They nymphs look like this:
Thanks. Last year some of those little ones stayed on Senna alata leaves, no damage. Now I will go out and explore a bit.
I saw no eaters of any kind. One lightly, identically munched Ludwigia peruviana, near a recently rooted and planted Plumeria whose few leaves are partially eaten, horizontally. In various places several more Elder, the obvious preference. One adjacent Odontonema strictum (very many nearby untouched).
The "whacked"-looking damage shown in the photos is from munching, not pruning.
Today this leaf prompted a look because my many Clerodendrum paniculatum never get eaten.
Caterpillar not large.
Colors and pattern unlike others that I see in photos.
I think those hornworms are sphinx moth caterpillars...? They sure are good at hiding.
And what great closeup pix - you have a very good camera!
Yesterday I put it and a sprig of tender Elder leaves (stem in water) into a mesh bag.
Today not only are all leaves intact, but also I watched the caterpillar sometimes detour (not devour), sometimes brush past, the leaves as it wandered.
Second phase of the experiment, I replaced Elder with Clerodendrum. Later I went to observe, saw it approach leaf and start eating.
Here's info on Lubbers from the University of FL's Featured Creatures site:
"Defoliation Elders"... oh my... where my mind wandered when I read that!

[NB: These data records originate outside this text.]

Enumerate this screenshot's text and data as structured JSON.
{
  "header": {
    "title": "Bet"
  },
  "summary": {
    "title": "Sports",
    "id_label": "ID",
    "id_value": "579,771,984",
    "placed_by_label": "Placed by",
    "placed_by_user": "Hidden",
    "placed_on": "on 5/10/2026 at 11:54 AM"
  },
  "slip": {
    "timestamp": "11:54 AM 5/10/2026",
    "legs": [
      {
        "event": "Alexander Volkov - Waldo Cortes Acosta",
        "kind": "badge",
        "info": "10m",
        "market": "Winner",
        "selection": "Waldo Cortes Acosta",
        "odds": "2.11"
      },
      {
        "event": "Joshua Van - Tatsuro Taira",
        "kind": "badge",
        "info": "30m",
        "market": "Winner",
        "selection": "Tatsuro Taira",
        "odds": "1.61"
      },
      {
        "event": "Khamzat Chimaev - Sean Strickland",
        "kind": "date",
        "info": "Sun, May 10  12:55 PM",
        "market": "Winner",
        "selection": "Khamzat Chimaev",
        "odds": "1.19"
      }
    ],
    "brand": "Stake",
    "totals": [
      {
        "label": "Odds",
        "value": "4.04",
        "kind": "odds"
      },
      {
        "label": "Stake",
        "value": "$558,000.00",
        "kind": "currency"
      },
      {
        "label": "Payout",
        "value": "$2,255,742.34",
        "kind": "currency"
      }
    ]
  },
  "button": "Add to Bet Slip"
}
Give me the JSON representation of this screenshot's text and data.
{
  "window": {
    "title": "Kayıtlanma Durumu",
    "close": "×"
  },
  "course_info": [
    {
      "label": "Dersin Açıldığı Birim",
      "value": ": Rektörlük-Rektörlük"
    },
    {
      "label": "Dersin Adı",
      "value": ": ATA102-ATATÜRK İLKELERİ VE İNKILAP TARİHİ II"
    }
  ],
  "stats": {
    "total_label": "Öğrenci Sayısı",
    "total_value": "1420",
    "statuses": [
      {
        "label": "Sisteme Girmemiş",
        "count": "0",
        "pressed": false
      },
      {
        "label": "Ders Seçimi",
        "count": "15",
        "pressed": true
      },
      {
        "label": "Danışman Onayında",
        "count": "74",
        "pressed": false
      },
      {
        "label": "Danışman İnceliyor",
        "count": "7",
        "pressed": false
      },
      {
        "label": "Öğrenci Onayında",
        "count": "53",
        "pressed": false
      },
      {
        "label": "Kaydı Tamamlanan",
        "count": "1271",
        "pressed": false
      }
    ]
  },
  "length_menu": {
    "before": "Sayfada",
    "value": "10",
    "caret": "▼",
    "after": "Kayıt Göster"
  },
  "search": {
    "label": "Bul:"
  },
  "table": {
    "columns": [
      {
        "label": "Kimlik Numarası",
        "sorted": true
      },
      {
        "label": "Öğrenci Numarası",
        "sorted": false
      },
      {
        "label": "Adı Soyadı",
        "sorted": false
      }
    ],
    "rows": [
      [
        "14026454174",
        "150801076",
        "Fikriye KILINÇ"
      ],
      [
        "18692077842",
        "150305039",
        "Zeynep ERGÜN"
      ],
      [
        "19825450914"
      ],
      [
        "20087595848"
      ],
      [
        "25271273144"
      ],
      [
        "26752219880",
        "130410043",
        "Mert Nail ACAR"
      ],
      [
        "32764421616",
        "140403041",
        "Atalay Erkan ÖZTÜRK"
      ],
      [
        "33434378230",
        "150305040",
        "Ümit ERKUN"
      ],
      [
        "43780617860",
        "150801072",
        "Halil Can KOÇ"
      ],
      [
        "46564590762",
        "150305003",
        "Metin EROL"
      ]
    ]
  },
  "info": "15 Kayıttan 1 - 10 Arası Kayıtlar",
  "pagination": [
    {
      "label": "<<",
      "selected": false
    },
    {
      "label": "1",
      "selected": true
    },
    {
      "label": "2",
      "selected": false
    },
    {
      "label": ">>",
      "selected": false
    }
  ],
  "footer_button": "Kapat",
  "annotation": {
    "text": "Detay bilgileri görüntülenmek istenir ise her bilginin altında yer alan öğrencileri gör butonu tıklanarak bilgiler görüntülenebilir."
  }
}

My elderberry looks exactly like that... up to about 5 feet. I vote deer.